Estimates are that as many as 4,000 inmates are held in solitary confinement in New York state at any given time. Supporters of the legislation say it can lead to lifelong psychological problems.
While the bill has several high-profile supporters, including the Mental Health Association of New York State and the state’s Catholic Conference, it faces stiff opposition from the union representing correctional workers.
Michael Powers, president of the New York State Correctional Officers and Police Benevolent Association, said the proposal reflects Hollywood myths about solitary.
“Solitary confinement does not exist in New York,” he said in a statement. “Designed with safety for all in mind, special housing units separate dangerous individuals from the general population, and only when they commit serious infractions.”
CAT DECLAWING BAN
New York would be the first state to ban the declawing of cats under a bill moving through the state Assembly.
The legislation, sponsored by Assemblywoman Linda Rosenthal, D-Manhattan, passed the Assembly’s Codes Committee by a 17-1 vote Thursday.
Passage through the committee is a critical step toward a floor vote, which Rosenthal said she is confident will happen before adjournment.
Declawing is already banned in Denver, as well as 10 California cities.
Animal welfare advocates and many veterinarians say declawing a cat is cruel and inhumane since it involves the amputation of a cat’s toes back to the first knuckle.
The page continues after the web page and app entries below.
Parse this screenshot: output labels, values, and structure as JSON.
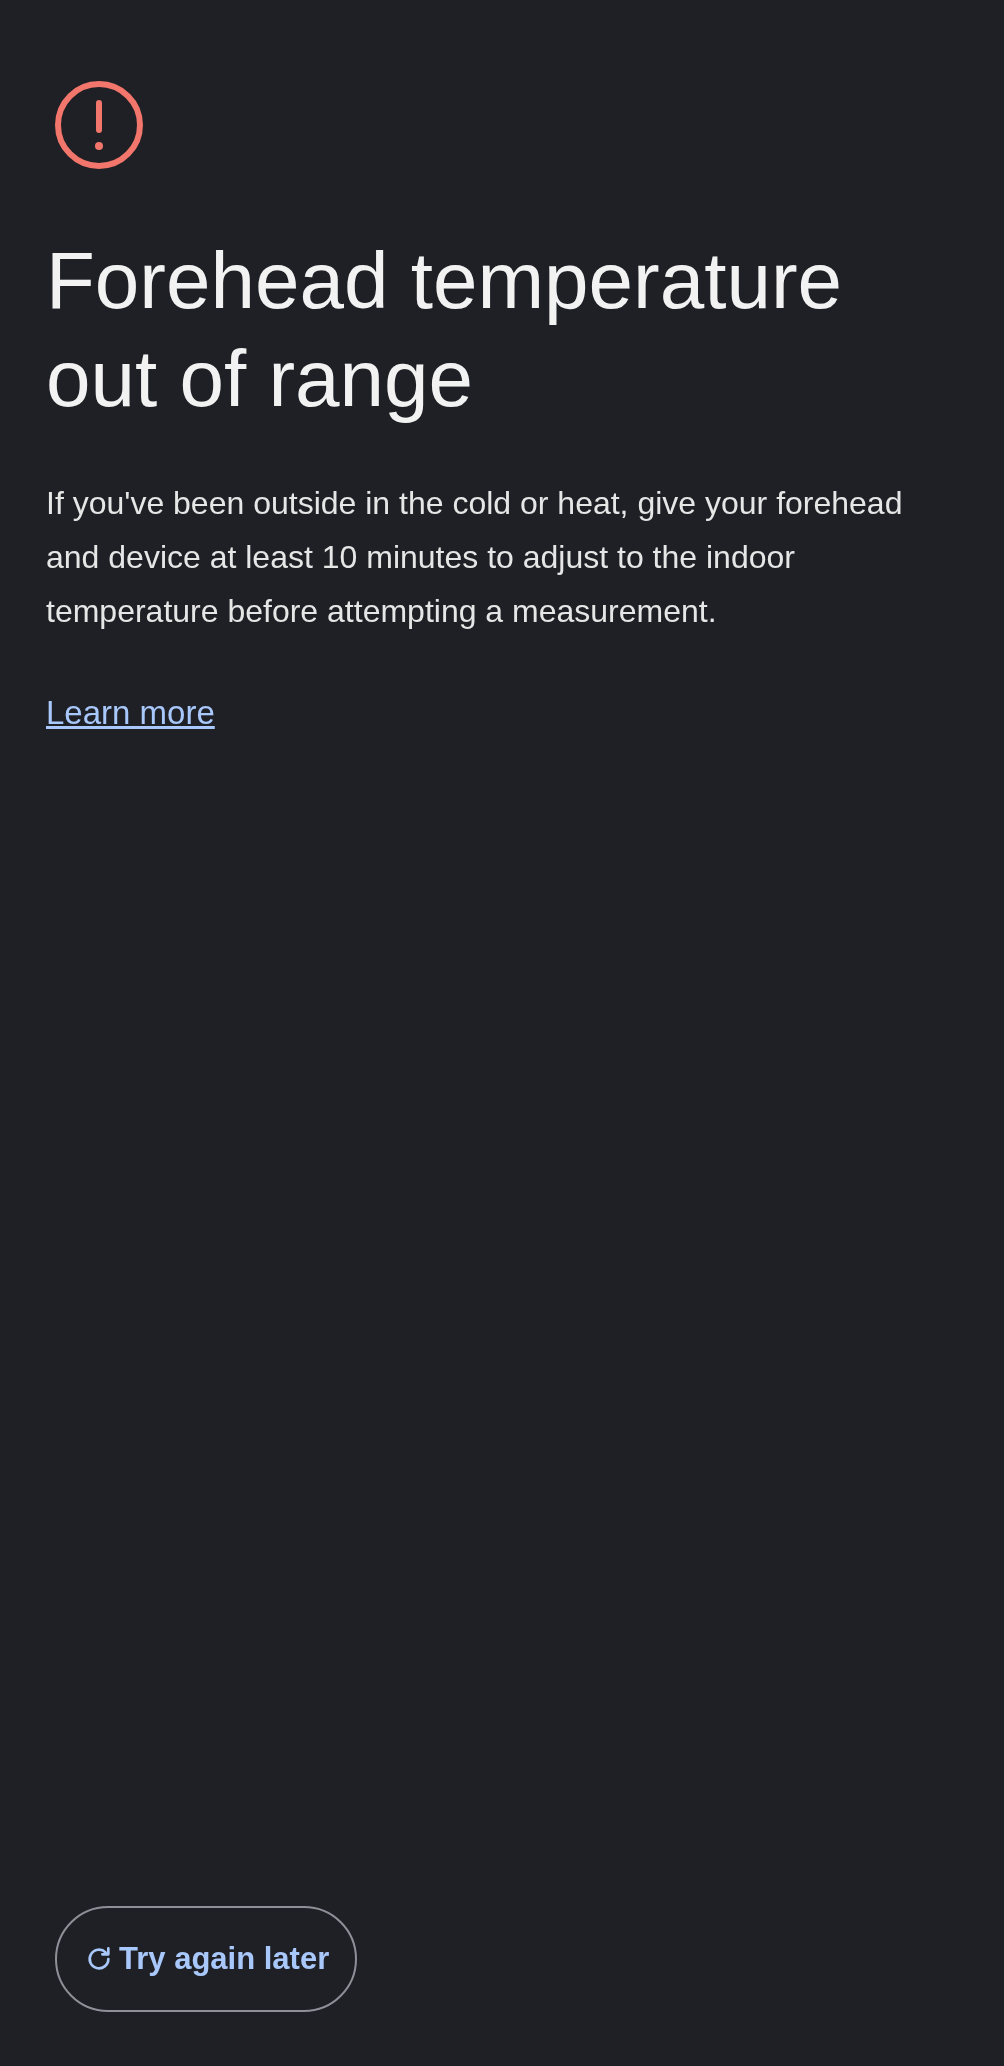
{
  "title": "Forehead temperature out of range",
  "message": "If you've been outside in the cold or heat, give your forehead and device at least 10 minutes to adjust to the indoor temperature before attempting a measurement.",
  "link": "Learn more",
  "button": {
    "label": "Try again later"
  }
}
The state’s largest veterinary association has opposed the bill. It says the procedure should be allowed as a last resort for cats that won’t stop scratching furniture or humans.